* Task objective: Retype the records below exactly as they appear, but leave out any pictures.

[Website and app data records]

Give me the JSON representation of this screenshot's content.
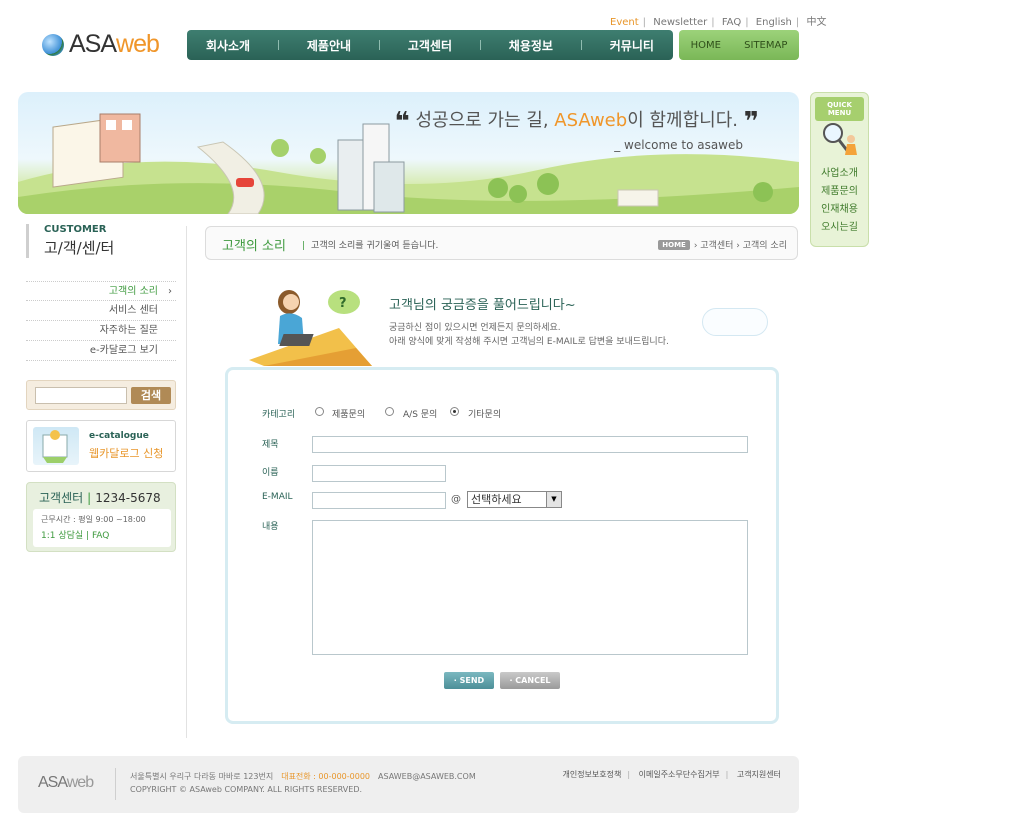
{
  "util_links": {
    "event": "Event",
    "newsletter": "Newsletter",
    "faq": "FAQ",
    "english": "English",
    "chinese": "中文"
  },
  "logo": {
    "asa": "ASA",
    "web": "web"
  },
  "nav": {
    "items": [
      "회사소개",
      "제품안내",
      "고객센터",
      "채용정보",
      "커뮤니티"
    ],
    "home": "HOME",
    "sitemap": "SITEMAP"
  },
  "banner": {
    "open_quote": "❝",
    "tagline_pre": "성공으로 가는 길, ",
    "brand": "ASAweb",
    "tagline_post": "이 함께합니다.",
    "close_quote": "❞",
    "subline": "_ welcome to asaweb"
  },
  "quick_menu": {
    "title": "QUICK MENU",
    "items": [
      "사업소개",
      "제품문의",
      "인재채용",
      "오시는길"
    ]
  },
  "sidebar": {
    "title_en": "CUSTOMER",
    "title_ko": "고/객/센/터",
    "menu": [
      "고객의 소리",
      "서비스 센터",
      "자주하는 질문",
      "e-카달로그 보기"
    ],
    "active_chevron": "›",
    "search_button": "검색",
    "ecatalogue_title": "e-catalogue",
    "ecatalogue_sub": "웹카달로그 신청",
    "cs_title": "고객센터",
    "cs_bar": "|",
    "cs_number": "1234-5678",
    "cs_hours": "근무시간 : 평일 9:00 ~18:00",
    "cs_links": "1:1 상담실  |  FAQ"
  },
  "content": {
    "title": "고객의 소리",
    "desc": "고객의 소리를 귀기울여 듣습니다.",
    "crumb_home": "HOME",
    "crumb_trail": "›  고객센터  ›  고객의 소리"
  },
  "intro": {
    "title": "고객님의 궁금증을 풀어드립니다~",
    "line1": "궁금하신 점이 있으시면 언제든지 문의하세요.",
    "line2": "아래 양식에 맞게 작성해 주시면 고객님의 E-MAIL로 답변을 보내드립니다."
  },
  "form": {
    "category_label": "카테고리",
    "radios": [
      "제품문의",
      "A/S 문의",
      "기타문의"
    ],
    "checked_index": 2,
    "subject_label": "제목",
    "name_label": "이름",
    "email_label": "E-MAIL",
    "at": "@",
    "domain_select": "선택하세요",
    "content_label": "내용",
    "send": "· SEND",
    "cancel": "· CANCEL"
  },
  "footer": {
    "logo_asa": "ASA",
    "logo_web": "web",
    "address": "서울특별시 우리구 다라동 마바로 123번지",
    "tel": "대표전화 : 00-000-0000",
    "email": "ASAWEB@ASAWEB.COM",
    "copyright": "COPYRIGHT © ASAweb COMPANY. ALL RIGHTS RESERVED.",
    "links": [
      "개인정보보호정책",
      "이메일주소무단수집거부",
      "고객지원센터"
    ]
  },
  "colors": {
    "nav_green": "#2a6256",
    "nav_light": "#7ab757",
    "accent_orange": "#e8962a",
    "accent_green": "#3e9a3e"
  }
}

* Result:
Give me the JSON representation of this screenshot's content.
{
  "util_links": {
    "event": "Event",
    "newsletter": "Newsletter",
    "faq": "FAQ",
    "english": "English",
    "chinese": "中文"
  },
  "logo": {
    "asa": "ASA",
    "web": "web"
  },
  "nav": {
    "items": [
      "회사소개",
      "제품안내",
      "고객센터",
      "채용정보",
      "커뮤니티"
    ],
    "home": "HOME",
    "sitemap": "SITEMAP"
  },
  "banner": {
    "open_quote": "❝",
    "tagline_pre": "성공으로 가는 길, ",
    "brand": "ASAweb",
    "tagline_post": "이 함께합니다.",
    "close_quote": "❞",
    "subline": "_ welcome to asaweb"
  },
  "quick_menu": {
    "title": "QUICK MENU",
    "items": [
      "사업소개",
      "제품문의",
      "인재채용",
      "오시는길"
    ]
  },
  "sidebar": {
    "title_en": "CUSTOMER",
    "title_ko": "고/객/센/터",
    "menu": [
      "고객의 소리",
      "서비스 센터",
      "자주하는 질문",
      "e-카달로그 보기"
    ],
    "active_chevron": "›",
    "search_button": "검색",
    "ecatalogue_title": "e-catalogue",
    "ecatalogue_sub": "웹카달로그 신청",
    "cs_title": "고객센터",
    "cs_bar": "|",
    "cs_number": "1234-5678",
    "cs_hours": "근무시간 : 평일 9:00 ~18:00",
    "cs_links": "1:1 상담실  |  FAQ"
  },
  "content": {
    "title": "고객의 소리",
    "desc": "고객의 소리를 귀기울여 듣습니다.",
    "crumb_home": "HOME",
    "crumb_trail": "›  고객센터  ›  고객의 소리"
  },
  "intro": {
    "title": "고객님의 궁금증을 풀어드립니다~",
    "line1": "궁금하신 점이 있으시면 언제든지 문의하세요.",
    "line2": "아래 양식에 맞게 작성해 주시면 고객님의 E-MAIL로 답변을 보내드립니다."
  },
  "form": {
    "category_label": "카테고리",
    "radios": [
      "제품문의",
      "A/S 문의",
      "기타문의"
    ],
    "checked_index": 2,
    "subject_label": "제목",
    "name_label": "이름",
    "email_label": "E-MAIL",
    "at": "@",
    "domain_select": "선택하세요",
    "content_label": "내용",
    "send": "· SEND",
    "cancel": "· CANCEL"
  },
  "footer": {
    "logo_asa": "ASA",
    "logo_web": "web",
    "address": "서울특별시 우리구 다라동 마바로 123번지",
    "tel": "대표전화 : 00-000-0000",
    "email": "ASAWEB@ASAWEB.COM",
    "copyright": "COPYRIGHT © ASAweb COMPANY. ALL RIGHTS RESERVED.",
    "links": [
      "개인정보보호정책",
      "이메일주소무단수집거부",
      "고객지원센터"
    ]
  },
  "colors": {
    "nav_green": "#2a6256",
    "nav_light": "#7ab757",
    "accent_orange": "#e8962a",
    "accent_green": "#3e9a3e"
  }
}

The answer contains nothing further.